Having two kids means you grab your romantic dinners if and where you can. When my parents offered to watch the kids so we could take in the final Harry Potter movie, I squeezed them a little further and managed to cram in a post-movie dinner date at Bastille, a Frenchy restaurant in Seattle’s Ballard neighborhood with a reputation for doing great things with local food.
This restaurant advertises its local food identity proudly, greeting visitors with a chalkboard listing the farms that participated in the production of tonight’s meal, like the opening credits of a movie. Tonight, the board tells me, you may expect to enjoy rabbit from Mad Hatcher Poultry, beef from Painted Hills, and greens from our rooftop garden. But all those local relationships mean little if the food isn’t good. We picked three plates to test the chef’s prowess: The Salade de Tomates, Pâté du Lapin, and the Flat Iron Steak (my French fails me here; pardonne-moi).
I needn’t have worried. The rabbit pâté came first. We spread the it thickly on excellent bread. Little constellations of cubed lard kept the lean meat interesting, giving our tongues something sinful to play with as the finer textured rabbit dissolved in our mouths. Fingersfull of pickled fennel cleansed our palettes every few mouthfuls, so we could enjoy every bite as much as the first.
The tomato salad came next. Though the server could not name the specific farm in Yakima that provided the tomatoes (Gotcha!), the bursting-with-red fruit reminded me why restaurants like Bastille deserve our praise. When a chef takes the time to specify local ingredients, you can usually count on fresh greens, ripe fruits, and lots of flavor. The region’s spring weather has been lousy this year, and local tomatoes were still difficult to find when I visited the restaurant in early July. A more conventional restaurant might have shipped in under-ripe tomatoes from far, far away. I tasted such poor tomatoes on my hamburgers while vacationing along the Washington Coast this spring. But at Bastille, Chef Jason Stoneburner took no such shortcuts. This tomato looked like the beating heart of a lovesick Parisian.
The tomatoes, the pâté – these technical achievements impressed us. They demonstrated artistic judgement, with their balance of richness and sour, fat and herb. But a steak occupies murkier territory. Only when I order a steak does my server ask me for advice as to preparation.
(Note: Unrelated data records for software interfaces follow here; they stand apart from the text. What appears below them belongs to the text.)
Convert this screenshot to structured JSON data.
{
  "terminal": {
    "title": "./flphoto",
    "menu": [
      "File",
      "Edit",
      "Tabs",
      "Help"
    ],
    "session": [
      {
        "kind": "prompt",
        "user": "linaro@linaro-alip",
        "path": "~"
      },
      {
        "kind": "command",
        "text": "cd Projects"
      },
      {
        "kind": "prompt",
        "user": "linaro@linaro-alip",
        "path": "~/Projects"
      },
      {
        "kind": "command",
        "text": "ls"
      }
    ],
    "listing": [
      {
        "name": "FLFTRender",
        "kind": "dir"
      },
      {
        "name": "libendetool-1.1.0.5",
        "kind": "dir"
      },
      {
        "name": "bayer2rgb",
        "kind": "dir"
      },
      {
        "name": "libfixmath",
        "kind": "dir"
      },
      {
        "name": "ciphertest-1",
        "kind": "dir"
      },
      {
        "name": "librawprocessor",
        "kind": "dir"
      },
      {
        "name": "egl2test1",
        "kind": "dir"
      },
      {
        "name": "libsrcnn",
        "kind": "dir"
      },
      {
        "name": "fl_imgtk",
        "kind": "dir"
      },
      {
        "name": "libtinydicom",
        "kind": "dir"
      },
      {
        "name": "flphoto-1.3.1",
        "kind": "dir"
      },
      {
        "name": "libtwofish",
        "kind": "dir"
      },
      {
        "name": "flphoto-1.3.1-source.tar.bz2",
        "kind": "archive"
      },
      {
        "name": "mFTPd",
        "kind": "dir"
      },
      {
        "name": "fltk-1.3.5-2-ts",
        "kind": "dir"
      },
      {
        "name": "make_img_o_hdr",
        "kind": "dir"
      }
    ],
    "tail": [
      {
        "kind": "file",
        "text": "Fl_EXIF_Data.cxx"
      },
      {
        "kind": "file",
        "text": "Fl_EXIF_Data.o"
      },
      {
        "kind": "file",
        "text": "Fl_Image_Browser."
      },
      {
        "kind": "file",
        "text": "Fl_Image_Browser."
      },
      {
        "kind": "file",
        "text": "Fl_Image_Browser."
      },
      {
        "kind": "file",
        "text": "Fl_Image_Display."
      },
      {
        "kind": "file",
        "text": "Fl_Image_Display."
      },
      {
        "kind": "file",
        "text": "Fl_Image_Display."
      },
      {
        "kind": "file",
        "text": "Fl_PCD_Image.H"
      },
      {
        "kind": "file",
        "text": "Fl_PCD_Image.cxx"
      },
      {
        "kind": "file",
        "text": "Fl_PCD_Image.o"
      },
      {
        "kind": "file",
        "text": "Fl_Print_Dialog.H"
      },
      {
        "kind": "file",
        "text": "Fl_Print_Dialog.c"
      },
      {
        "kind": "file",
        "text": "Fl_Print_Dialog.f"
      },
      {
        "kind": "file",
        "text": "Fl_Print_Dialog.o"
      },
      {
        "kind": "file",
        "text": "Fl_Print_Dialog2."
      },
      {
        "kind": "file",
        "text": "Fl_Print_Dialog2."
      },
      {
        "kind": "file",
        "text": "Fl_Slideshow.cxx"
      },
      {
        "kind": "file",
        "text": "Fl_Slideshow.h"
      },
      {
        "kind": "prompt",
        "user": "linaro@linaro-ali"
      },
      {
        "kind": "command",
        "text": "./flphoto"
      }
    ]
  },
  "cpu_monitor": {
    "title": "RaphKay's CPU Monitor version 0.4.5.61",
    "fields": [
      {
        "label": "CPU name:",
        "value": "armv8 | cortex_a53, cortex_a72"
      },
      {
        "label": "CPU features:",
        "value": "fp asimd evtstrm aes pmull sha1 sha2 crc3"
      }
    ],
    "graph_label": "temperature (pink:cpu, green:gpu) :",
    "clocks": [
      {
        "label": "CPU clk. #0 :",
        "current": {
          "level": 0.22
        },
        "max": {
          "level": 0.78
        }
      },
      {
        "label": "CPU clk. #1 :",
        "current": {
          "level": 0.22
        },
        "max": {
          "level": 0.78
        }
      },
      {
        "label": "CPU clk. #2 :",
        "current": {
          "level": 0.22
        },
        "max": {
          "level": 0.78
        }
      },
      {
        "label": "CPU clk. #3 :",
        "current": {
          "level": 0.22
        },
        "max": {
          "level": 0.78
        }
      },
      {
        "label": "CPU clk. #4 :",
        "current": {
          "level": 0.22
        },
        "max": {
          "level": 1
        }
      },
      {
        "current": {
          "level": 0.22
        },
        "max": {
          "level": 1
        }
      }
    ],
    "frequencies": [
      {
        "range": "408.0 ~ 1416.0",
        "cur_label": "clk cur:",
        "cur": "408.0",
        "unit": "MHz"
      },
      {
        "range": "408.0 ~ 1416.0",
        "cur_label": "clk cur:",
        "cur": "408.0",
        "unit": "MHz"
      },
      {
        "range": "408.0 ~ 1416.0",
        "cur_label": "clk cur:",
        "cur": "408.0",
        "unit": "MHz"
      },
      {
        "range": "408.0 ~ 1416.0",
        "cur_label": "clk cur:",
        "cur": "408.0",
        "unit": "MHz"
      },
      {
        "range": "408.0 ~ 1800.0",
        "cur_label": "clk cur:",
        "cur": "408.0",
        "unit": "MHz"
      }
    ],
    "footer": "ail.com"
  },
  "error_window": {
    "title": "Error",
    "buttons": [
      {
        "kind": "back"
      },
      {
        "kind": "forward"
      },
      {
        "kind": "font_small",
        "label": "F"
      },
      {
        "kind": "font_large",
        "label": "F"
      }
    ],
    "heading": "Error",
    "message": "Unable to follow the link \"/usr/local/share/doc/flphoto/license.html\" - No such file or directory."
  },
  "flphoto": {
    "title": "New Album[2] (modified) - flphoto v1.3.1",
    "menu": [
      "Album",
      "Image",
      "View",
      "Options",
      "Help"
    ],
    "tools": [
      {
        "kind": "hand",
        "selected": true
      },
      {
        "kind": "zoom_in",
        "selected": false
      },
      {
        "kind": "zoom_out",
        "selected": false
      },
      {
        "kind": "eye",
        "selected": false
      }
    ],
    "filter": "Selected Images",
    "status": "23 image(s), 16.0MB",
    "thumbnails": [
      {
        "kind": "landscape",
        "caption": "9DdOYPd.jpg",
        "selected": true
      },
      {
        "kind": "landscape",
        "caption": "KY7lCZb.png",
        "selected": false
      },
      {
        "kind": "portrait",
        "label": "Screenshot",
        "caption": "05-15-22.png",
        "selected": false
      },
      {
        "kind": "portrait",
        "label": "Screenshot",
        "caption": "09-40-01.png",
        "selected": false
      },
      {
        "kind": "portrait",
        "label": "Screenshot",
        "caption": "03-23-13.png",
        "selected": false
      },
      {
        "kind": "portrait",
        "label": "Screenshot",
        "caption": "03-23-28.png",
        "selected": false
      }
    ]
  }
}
I will confess to some snobbishness here. Despite whatever history you may have with steaks, despite whatever concerns you may have about food safety, I’ve come to believe medium rare is the proper way to order a steak. Yet my wife, with whom I would share a steak, always orders medium. Someone was bound to leave disappointed. Like a perfect passive-aggressive gentleman, I encouraged her to order, then silently disapproved when she ordered the steak medium.
By some magic, the chef provided a steak that we both could love. Somewhere between medium and medium rare, the steak comprised an argument, put forth by a skilled mediator, who somehow showed us middle ground between our religious positions. In preparing the steak this way, the kitchen took a risk – an artistic risk, perhaps hoping the perfection of the food itself would justify a flexible interpretation of our instructions. That decision proved sound. Emily and I both declared the steak perfect. The Foraged and Found mushrooms added a wonderful chewy counterpoint. It sat in a rich reduction so rich and dark my camera could not capture it, as if it were the center of some culinary black hole.
Bastille has drawn praise for its rooftop garden and beehive, for its excellent kitchen. It deserves this praise. But frequently these innovations don’t extend to the meat at the center of the dinner plate. Bastille could go further by developing substantial relationships with local grass-fed beef and pork producers, rather than relying on large suppliers like Oregon’s Painted Hills and Carlton Farms. This sort of networking takes time, and potential suppliers must prove their reliability. But the chef who risked cooking our steak his own way should be up to the task. Such risks would solidify Bastille’s rightful place as a leader among local food restaurants in Seattle.
Joshua is a freelance reporter for KUOW Public Radio in Seattle and author of the forthcoming book The Urban Farm Handbook: City Slicker Resources for Growing, Raising, Sourcing, Trading, and Preparing What You Eat.